Task
Lines containing the word "data" are the ones to copy from the records below.

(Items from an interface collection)
= = = = =

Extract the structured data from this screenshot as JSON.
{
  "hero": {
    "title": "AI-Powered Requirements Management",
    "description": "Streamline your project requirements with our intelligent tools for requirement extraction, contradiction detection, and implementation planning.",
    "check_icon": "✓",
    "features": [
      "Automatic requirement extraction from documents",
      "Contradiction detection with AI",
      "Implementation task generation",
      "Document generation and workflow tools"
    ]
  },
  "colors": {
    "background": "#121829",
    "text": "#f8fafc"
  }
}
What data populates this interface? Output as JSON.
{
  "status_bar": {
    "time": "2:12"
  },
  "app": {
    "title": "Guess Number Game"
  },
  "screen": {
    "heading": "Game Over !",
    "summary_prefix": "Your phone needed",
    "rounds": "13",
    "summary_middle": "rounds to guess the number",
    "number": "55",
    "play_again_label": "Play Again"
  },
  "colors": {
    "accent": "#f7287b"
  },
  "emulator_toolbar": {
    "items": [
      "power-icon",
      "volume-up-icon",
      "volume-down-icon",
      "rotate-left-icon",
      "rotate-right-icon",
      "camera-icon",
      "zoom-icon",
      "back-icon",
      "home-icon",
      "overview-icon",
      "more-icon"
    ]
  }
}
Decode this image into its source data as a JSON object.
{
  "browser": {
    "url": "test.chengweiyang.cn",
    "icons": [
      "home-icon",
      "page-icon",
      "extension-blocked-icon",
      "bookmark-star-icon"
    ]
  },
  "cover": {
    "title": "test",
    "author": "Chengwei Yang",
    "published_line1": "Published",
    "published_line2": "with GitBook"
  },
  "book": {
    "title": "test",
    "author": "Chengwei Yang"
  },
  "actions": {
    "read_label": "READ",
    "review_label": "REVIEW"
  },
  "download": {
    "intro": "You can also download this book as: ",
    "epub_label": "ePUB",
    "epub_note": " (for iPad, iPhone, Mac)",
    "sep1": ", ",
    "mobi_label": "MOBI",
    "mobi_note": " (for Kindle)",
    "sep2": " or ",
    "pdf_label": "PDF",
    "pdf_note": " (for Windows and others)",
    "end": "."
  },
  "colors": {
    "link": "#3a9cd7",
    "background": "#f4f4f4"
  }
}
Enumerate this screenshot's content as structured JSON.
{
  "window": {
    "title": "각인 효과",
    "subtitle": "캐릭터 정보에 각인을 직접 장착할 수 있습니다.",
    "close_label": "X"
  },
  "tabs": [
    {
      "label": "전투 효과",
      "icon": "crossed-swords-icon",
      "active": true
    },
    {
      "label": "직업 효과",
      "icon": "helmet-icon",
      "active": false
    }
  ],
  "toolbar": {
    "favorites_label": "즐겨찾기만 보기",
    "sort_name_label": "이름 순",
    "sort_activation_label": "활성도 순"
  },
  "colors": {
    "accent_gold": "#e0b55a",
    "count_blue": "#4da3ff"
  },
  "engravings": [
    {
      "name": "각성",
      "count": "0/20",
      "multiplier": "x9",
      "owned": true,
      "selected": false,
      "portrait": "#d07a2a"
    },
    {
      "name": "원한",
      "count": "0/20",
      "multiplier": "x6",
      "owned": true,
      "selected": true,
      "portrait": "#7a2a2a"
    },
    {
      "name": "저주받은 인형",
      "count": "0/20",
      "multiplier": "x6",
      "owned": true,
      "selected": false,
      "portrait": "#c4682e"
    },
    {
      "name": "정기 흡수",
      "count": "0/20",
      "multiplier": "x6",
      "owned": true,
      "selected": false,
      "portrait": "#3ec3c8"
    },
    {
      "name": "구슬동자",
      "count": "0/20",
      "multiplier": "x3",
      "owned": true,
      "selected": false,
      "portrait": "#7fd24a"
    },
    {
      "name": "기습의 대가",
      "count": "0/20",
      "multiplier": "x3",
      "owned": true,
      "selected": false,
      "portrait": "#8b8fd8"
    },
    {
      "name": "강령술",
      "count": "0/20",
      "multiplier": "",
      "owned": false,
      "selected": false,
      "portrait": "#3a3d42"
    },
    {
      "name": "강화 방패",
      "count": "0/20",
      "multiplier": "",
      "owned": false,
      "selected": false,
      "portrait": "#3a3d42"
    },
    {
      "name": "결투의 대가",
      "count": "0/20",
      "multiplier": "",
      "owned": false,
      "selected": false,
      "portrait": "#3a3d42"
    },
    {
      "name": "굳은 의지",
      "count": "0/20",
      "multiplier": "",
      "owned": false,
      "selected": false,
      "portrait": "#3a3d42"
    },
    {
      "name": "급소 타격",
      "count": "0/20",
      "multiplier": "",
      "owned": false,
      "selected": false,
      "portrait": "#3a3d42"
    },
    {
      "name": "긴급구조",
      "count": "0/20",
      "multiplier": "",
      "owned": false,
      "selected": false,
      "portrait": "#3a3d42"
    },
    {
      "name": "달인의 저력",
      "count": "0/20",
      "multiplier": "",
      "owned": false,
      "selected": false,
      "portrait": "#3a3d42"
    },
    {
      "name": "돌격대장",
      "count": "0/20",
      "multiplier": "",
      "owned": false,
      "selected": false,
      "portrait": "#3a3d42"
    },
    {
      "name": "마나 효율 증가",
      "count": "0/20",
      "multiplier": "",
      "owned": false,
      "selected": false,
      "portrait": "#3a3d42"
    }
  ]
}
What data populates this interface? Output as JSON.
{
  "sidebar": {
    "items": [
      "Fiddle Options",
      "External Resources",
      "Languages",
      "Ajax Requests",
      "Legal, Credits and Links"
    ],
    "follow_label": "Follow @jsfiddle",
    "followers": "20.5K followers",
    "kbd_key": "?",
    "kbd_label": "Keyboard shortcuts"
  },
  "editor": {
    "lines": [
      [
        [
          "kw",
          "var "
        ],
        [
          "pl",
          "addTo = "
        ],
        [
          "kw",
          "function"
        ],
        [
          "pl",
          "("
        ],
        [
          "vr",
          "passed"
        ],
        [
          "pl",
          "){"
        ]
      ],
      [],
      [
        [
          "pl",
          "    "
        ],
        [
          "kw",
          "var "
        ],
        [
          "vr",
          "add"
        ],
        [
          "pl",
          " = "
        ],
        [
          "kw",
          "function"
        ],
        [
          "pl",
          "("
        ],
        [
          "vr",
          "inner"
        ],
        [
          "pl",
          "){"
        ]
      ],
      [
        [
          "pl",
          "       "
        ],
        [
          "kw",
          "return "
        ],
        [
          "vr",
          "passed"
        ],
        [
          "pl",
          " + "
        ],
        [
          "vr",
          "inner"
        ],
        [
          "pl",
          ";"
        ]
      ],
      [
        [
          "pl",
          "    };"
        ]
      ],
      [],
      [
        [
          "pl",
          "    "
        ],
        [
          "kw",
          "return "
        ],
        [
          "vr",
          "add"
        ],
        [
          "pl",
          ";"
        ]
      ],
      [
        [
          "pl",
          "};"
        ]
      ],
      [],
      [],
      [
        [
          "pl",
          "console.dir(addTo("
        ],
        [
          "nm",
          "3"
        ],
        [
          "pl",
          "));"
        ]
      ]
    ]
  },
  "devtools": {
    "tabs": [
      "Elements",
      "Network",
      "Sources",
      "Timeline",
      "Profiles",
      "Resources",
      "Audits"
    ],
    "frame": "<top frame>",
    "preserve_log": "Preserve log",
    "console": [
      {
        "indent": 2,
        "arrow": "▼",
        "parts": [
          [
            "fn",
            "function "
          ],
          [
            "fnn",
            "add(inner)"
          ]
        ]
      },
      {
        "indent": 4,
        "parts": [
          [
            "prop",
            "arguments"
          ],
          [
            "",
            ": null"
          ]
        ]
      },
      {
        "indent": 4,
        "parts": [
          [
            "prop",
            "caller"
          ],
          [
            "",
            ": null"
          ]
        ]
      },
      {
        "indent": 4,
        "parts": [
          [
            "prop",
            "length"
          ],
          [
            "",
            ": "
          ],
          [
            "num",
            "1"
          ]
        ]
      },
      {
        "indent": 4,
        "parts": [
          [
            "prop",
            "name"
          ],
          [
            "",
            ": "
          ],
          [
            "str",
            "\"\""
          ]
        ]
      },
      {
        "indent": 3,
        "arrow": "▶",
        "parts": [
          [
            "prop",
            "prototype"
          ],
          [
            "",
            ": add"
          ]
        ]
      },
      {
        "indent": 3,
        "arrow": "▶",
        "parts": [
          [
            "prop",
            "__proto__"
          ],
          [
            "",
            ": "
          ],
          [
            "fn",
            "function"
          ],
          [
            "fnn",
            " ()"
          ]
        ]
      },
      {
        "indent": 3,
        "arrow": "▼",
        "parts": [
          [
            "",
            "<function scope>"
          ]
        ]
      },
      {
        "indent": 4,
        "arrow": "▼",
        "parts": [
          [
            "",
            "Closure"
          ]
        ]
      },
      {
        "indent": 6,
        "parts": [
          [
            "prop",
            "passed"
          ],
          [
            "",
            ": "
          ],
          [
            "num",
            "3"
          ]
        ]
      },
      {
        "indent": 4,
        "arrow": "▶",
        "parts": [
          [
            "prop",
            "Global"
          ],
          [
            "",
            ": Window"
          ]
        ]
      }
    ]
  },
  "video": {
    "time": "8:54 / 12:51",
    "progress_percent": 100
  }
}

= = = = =

Answer space
Extract the structured data from this screenshot as JSON.
What data populates this interface? Output as JSON.
Decode this image into its source data as a JSON object.
What data populates this interface? Output as JSON.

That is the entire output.